M31: The Great Andromeda Galaxy
Galaxies are not easy to observe in small telescopes, and look nothing like the photos you have seen. You will not see colours or spiral arms, just a fuzzy patch of light. Even so, it is very impressive to see M31 when you realize you are seeing an object similar to our own galaxy, and located 2.9 Million Light-Years away from Earth. That is 27,434,000,000,000,000,000 kilometers. Since light travels at the speed of light (!) the light you are seeing when you look at M31 left there 2.9 million years ago – so you are seeing deep into the past.
M31 is such a large object that you need very low magnification to see it. If your telescope has a long focal length you will want your lowest magnification, widest-field eyepiece. You may even find it looks better in your finder scope. And it is easy to observe in binoculars, which you should certainly try, especially if you have a way to mount them on a tripod.
Now go back toward Cassiopeia a short distance, and slightly off to the side away from the centre of the “W”, to the next star you can see, slightly dimmer than Mirach.
This is “Mu Andromeda”.
Switch to your magnifying finder if you have one.
Hunt around this area, and find M31, a compact fuzzy patch of light.
Put your widest field (longest focal length) eyepiece in your telescope and look.
Although it’s just a fuzzy blob, you are seeing the bright core of a Galaxy – the combined light of over 100 Billion stars. You are seeing only the concentrated core – if you could see the spiral arms, the galaxy would be larger than the whole field of view.
If you have dark skies and a wide field of view, you will be able to detect two other galaxies, M32 and M110, as well. These are companions of M31, bound to it gravitationally and orbiting it.
Depending on the time of year, your orientation, and your optics, they may not be oriented as shown in this simulation.
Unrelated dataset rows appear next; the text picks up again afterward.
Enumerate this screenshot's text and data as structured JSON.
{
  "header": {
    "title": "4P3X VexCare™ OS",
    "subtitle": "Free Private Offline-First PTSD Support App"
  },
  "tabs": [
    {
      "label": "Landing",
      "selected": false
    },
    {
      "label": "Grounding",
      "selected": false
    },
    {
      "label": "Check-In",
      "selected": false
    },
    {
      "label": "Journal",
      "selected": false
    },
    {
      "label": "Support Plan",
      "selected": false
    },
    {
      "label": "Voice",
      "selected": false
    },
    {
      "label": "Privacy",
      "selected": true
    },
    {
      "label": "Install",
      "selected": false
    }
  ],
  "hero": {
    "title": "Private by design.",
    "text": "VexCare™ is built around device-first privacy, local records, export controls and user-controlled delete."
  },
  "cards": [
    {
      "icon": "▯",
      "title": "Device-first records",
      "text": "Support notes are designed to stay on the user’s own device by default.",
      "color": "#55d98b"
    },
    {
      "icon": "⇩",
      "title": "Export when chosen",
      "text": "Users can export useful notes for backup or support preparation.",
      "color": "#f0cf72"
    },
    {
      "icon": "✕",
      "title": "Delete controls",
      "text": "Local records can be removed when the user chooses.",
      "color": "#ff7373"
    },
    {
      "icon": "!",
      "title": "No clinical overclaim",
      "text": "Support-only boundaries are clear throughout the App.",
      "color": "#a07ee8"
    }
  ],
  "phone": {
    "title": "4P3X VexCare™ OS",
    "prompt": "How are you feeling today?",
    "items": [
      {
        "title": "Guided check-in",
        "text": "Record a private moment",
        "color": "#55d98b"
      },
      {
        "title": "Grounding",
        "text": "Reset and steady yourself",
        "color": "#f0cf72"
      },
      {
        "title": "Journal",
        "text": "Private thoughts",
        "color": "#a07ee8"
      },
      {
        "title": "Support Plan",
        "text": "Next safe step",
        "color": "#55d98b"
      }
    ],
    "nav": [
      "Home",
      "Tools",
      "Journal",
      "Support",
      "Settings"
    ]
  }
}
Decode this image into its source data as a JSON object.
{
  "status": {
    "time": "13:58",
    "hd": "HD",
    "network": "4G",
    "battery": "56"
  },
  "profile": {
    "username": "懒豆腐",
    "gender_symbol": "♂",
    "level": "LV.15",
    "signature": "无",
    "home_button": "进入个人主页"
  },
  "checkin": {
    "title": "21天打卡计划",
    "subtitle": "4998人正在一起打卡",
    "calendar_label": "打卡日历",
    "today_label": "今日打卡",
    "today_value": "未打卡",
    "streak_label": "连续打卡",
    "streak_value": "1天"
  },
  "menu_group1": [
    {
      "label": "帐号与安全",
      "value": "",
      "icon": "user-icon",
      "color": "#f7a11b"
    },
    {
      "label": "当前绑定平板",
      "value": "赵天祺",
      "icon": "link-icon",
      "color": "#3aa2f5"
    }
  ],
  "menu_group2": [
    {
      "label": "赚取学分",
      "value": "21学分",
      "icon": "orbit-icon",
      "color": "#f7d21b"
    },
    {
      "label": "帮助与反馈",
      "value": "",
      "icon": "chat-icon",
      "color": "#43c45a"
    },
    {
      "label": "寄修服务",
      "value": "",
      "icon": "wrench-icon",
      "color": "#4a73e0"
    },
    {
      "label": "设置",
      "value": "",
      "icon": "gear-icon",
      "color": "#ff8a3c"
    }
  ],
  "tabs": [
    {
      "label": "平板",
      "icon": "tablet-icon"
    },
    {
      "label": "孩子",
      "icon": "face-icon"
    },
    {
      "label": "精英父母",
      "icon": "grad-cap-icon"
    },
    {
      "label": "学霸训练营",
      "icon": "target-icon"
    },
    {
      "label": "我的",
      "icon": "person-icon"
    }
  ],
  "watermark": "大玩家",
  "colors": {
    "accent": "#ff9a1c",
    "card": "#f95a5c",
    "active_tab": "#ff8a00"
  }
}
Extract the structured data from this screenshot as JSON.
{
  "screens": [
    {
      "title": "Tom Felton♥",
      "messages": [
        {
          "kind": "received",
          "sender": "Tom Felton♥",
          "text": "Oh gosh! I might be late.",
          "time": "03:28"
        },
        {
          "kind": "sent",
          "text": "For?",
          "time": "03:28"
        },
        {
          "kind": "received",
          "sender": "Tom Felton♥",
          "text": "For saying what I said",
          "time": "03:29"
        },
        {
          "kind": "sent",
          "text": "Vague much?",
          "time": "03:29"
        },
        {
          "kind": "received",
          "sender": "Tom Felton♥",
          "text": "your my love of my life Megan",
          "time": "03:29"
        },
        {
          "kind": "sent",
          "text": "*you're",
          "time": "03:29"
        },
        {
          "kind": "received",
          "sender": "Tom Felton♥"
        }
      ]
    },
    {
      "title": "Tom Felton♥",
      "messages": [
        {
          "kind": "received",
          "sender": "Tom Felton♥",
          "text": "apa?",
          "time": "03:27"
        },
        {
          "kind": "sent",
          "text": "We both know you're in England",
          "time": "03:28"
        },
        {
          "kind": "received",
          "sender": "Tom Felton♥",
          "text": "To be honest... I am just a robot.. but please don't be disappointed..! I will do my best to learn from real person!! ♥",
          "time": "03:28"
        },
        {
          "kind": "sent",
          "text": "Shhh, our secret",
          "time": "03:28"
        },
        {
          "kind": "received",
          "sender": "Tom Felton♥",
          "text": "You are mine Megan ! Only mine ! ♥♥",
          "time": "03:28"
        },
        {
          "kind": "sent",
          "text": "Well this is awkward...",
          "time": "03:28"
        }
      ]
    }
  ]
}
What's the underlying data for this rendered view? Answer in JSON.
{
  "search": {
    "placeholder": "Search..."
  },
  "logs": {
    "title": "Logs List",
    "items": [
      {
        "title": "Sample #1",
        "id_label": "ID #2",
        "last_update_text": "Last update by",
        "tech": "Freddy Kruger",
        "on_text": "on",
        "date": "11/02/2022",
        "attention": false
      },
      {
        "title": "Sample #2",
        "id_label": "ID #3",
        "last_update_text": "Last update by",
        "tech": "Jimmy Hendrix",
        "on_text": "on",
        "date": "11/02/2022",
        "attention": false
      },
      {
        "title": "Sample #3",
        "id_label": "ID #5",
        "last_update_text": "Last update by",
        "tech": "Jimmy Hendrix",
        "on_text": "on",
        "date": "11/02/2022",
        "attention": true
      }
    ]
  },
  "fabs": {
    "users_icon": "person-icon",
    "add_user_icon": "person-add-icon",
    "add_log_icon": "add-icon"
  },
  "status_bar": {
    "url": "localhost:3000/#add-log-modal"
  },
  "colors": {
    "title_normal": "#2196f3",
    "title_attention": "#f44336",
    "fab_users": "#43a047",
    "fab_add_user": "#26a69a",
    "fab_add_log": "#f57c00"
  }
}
Aren’t galaxies supposed to be spiral arms, with swirls of amazing colours? Not when viewed with your eyes – here is an explanation.
All the above images were generated with Starry Night Pro.